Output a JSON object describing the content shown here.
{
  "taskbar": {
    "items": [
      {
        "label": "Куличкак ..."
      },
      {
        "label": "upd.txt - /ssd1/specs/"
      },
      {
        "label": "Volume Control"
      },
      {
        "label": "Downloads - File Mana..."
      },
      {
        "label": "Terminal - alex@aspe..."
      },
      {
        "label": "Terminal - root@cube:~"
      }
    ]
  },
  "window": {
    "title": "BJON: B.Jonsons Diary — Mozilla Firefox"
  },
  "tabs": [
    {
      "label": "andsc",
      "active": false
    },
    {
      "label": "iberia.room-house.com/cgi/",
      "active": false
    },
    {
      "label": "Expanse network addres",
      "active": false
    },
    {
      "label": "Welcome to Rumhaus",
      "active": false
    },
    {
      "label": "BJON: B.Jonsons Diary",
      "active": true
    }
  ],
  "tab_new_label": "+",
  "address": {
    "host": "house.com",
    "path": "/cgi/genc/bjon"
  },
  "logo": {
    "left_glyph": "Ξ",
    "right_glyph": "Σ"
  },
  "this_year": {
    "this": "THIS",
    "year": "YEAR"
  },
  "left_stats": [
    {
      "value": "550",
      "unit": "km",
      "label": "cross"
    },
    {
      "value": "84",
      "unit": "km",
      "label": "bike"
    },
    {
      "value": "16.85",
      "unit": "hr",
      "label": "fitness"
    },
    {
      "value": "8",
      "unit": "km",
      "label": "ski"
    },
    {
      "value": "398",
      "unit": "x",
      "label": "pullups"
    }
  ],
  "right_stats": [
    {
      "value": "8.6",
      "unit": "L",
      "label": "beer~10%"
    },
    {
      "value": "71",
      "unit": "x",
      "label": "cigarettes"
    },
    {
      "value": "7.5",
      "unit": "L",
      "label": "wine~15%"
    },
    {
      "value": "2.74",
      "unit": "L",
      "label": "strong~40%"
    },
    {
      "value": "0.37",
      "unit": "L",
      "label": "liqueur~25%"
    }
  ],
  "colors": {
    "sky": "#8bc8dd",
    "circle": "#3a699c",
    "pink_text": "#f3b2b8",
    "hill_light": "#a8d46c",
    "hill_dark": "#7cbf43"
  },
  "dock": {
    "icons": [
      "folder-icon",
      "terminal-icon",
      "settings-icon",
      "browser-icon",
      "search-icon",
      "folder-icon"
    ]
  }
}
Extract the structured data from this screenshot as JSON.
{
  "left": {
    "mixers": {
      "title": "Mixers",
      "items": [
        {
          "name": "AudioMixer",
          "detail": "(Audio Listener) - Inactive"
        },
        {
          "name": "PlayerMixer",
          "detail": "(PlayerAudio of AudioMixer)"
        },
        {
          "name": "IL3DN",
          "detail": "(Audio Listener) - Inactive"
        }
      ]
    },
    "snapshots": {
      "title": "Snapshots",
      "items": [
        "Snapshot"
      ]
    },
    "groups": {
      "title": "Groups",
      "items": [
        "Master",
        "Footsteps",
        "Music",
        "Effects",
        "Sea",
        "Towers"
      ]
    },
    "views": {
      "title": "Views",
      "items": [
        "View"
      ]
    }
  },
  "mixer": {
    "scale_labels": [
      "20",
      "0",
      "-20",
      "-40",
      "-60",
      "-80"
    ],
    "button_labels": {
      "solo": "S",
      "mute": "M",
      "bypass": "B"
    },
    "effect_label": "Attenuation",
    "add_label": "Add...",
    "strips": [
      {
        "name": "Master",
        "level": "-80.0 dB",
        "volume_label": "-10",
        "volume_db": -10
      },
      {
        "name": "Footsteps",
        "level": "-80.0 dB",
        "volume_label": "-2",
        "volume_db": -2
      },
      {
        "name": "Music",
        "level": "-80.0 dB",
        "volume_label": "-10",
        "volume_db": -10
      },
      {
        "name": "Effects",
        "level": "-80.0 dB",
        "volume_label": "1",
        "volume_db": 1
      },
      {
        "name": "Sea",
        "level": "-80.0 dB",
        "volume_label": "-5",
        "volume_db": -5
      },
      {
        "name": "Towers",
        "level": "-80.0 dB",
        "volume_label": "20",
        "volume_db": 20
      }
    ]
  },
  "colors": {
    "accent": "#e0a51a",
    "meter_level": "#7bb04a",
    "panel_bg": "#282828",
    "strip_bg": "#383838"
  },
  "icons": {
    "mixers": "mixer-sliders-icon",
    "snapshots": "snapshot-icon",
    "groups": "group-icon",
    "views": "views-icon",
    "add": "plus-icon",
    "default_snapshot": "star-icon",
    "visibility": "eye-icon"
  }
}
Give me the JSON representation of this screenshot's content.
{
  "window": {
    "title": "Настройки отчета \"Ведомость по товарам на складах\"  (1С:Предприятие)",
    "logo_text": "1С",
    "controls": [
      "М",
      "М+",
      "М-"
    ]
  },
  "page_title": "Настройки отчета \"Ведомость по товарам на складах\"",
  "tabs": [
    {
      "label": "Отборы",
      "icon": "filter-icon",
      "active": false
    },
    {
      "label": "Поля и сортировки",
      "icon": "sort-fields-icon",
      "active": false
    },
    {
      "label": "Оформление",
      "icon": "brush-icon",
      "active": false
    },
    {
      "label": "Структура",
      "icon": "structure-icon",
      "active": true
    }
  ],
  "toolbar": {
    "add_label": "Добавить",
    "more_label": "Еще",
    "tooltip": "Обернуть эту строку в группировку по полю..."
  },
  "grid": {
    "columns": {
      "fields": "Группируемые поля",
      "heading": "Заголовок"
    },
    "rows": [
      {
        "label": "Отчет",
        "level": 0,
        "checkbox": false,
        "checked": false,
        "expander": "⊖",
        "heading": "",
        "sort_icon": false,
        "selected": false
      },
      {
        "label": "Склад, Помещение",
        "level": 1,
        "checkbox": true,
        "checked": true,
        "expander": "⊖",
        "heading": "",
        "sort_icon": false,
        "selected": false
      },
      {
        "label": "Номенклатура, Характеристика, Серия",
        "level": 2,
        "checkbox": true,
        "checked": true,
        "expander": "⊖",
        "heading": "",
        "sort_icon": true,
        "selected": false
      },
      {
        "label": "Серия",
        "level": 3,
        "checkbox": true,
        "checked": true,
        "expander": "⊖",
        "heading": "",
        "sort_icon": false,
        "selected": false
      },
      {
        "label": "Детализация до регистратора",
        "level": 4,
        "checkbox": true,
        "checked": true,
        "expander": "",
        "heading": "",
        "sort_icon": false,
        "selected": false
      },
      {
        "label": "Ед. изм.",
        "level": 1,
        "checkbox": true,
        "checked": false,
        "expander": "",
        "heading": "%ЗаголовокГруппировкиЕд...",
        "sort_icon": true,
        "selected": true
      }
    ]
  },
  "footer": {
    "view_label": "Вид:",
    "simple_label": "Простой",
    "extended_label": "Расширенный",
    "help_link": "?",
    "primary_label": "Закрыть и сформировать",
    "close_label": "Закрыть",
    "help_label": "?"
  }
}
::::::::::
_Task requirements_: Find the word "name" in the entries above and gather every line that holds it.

_Solution below_:
          "name": "AudioMixer",
          "name": "PlayerMixer",
          "name": "IL3DN",
        "name": "Master",
        "name": "Footsteps",
        "name": "Music",
        "name": "Effects",
        "name": "Sea",
        "name": "Towers",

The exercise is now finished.